• Required action
Count up the lines below containing the word "icon", and give the result with no other words.
:: Dataset entries
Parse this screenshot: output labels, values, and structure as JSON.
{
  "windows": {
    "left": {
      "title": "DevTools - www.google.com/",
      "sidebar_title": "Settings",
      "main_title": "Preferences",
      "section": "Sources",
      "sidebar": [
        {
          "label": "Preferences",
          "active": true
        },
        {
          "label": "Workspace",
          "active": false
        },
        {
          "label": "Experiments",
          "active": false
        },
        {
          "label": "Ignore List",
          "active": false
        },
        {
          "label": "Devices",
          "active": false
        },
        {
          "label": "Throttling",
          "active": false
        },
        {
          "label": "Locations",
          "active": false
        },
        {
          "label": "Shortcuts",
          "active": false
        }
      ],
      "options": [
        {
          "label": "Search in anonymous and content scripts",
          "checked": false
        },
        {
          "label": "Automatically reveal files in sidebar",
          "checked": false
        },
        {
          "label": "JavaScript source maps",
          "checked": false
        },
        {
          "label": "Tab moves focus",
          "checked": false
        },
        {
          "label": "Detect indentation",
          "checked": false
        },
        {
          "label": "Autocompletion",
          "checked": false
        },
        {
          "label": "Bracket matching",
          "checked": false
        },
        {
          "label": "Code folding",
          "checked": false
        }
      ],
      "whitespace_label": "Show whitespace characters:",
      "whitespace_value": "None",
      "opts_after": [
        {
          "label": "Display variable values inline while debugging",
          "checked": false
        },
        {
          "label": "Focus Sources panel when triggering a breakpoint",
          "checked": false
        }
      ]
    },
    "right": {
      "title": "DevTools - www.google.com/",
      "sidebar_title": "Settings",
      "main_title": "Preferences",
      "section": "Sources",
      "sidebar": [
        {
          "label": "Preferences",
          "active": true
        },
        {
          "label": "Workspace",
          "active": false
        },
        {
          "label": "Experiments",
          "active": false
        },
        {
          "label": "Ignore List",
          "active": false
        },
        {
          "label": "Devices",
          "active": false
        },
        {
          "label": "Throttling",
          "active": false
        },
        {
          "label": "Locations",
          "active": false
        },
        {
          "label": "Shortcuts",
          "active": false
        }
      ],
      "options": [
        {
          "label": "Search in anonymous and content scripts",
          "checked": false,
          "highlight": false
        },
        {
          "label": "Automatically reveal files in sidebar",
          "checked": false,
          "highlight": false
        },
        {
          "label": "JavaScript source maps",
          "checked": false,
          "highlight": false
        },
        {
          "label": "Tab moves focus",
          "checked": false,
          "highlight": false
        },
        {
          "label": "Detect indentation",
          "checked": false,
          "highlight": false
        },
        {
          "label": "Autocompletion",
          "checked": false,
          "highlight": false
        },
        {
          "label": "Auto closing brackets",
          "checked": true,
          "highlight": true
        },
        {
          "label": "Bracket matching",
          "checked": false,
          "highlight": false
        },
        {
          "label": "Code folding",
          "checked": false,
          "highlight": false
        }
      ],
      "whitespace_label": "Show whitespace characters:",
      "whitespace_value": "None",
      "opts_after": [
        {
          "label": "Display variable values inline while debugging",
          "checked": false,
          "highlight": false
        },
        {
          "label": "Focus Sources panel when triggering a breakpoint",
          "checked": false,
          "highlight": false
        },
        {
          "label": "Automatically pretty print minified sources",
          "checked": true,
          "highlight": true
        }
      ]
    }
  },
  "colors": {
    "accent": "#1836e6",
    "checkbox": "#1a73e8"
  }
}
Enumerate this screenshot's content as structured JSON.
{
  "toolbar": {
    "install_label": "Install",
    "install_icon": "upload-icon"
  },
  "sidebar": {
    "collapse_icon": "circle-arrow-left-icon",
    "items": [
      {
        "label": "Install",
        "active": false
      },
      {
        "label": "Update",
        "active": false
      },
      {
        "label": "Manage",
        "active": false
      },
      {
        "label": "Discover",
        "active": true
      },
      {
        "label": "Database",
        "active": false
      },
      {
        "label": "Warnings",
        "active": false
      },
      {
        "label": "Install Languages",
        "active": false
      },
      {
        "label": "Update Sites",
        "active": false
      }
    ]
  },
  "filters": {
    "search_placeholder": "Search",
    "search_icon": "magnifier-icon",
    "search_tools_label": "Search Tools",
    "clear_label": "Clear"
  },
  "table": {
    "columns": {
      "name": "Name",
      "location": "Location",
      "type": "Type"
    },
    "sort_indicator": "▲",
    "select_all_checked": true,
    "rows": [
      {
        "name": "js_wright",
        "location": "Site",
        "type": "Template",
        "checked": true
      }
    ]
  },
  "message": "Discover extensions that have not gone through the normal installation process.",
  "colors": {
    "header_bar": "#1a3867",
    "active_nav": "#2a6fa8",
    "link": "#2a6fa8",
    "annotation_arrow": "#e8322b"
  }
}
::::
• Solution for this task
3